My father played baseball growing up, too, and there are some old family slides of him and his brothers in those saggy old-time baseball uniforms from the 1950’s and '60s. He played on and off as he got older, and played softball for years while I was growing up. Once I got older, I played on some adult league teams and many church league teams with my dad, with him usually at second base and me at short, completing double plays against the Catholic and Methodist church teams in my hometown of Rochester Hills.
Before that, I played in that YMCA league from T-ball on up, playing mostly shortstop, and loved it like nothing else. Our teams were never great, and somehow were always relegated the sponsors from the lower end of the spectrum, such as an obscure hardware store out near the county line, and we got the team colors nobody else wanted, like green shirts and brown hats. We were the team made up of kids from the other side of the tracks, and would often fall to the much better dressed power-house teams like Keim Realty, populated with players somehow recruited from other districts, despite the denial of the league organizers. Every once in a while, though, our ragged bunch of Bad News Bears would beat the kids from the nice side of town, making it all worthwhile.

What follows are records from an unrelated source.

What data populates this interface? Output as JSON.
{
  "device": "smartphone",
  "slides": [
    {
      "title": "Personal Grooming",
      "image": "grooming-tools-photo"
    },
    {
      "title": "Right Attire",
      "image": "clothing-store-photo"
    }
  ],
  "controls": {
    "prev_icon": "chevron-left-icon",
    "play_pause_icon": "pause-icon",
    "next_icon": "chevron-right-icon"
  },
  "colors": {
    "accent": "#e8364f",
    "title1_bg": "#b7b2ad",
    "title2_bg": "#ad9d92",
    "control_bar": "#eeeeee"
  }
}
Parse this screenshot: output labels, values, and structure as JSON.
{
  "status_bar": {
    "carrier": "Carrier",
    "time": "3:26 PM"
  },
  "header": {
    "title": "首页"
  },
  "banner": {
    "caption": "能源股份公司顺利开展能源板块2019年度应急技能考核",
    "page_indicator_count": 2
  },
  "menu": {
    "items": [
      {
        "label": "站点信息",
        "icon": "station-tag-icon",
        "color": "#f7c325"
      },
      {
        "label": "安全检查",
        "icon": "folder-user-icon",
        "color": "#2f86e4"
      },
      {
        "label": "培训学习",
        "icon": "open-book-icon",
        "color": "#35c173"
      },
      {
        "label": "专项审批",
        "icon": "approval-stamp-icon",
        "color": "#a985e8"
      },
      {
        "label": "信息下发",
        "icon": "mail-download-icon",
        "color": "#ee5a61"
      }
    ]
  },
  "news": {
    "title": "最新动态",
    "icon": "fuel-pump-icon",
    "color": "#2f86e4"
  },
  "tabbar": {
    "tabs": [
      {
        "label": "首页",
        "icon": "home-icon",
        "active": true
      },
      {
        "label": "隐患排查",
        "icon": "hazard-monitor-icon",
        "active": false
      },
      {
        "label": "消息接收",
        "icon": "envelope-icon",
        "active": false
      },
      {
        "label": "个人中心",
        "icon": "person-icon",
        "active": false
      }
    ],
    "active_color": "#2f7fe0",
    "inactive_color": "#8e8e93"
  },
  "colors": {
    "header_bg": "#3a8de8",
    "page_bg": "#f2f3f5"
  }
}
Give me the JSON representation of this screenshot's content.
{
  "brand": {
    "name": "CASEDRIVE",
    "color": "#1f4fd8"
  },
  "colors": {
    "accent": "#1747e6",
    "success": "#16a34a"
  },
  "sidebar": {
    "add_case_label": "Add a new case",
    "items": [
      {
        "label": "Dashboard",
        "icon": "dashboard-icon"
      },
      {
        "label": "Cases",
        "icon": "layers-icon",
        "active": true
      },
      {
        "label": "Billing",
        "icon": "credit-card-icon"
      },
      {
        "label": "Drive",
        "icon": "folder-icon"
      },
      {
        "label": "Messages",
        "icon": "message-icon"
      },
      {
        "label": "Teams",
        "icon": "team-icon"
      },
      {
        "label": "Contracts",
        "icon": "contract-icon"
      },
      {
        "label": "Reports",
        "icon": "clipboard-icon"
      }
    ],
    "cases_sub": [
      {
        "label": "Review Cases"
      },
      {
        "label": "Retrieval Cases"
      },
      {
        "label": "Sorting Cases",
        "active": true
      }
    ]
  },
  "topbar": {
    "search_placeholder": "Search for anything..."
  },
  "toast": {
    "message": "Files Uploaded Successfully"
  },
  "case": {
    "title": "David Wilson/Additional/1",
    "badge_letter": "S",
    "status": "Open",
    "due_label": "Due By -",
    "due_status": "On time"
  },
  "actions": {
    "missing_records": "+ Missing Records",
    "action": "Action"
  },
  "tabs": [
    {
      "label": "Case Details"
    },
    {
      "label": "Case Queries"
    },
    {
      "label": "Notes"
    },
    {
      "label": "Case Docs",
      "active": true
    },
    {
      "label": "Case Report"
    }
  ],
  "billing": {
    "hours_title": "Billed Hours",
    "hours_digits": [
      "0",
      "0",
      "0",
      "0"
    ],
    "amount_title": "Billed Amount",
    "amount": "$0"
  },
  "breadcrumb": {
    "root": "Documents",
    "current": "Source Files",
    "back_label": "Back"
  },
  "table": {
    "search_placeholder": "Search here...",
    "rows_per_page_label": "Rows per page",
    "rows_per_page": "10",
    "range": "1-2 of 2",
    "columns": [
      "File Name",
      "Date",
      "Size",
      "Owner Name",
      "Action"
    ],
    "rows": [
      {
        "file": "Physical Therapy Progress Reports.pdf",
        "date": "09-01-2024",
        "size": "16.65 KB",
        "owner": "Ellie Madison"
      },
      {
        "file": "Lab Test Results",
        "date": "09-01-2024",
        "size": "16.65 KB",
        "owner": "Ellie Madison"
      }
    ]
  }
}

When given the choice between playing soccer, flag football, or baseball, I chose baseball. And I was obsessed with being the best I could be. I’d bounce a tennis ball off of the garage door and field it, over and over again. Before that, I had one of those springy nets that I could bounce the ball off of for fielding practice, and I took grounders off of that until it finally fell apart. For fly-ball training, the sloped roof of the garage provided hours of workouts as I’d throw the ball up onto the peak and catch the ball as it rolled down and off of the roof. I even rigged a hard ball on a rope from one of the old apple trees in our back yard to practice hitting with. My dad was the coach, just as his father coached him, so we had all the bats, balls, and other equipment which allowed me to practice all summer long.
And I practiced as much as I could.
Of course, as most kids do, I would wait for my dad to come home, exhausted from his job as a retail manager, so he could play catch with me. I know that he must have been tired, but he almost always would throw a couple hot grounders, fly balls, and hard tosses to me before it got dark — and sometimes it was a heavy shade of twilight when he would finally tell me “three more throws, and then back inside.”
I played the “Y” league until I was old enough to play on the junior high, and then high school teams. After high school, I played in every intramural softball or adult league team I could find until the demands of fatherhood years later eventually made playing ball a luxury my time could no longer afford.
When I was younger, I got to go to Tiger games at the old park quite a few times with my dad, and I would always buy a program and keep score, a habit I continue until this day every time I go to a game. I feel privileged to have been a guest there in the late '70s through the early '90s. And I’m happy to say that I went to a game in 1984, when the Tigers made all metro-Detroiters’ dreams come true in that magical wire to wire championship year. I’ve been to Comerica Park, and it’s nice, but Tiger Stadium had so much history and charm — it’s hard to think of the Tigers playing in their new modern-day park without pining a bit for the old days.
But, in baseball, as in life, things have to change, and one of those changes is that I don’t play much baseball any more. But I’m not sad.
This year, my son starts little league, after starting his career playing T-ball and machine pitch. So, I still get to play with him and show him the benefit of the baseball knowledge my grandfather and dad passed down to me in the Burgeson family sport — baseball.
Cean Burgeson can be reached at: email@example.com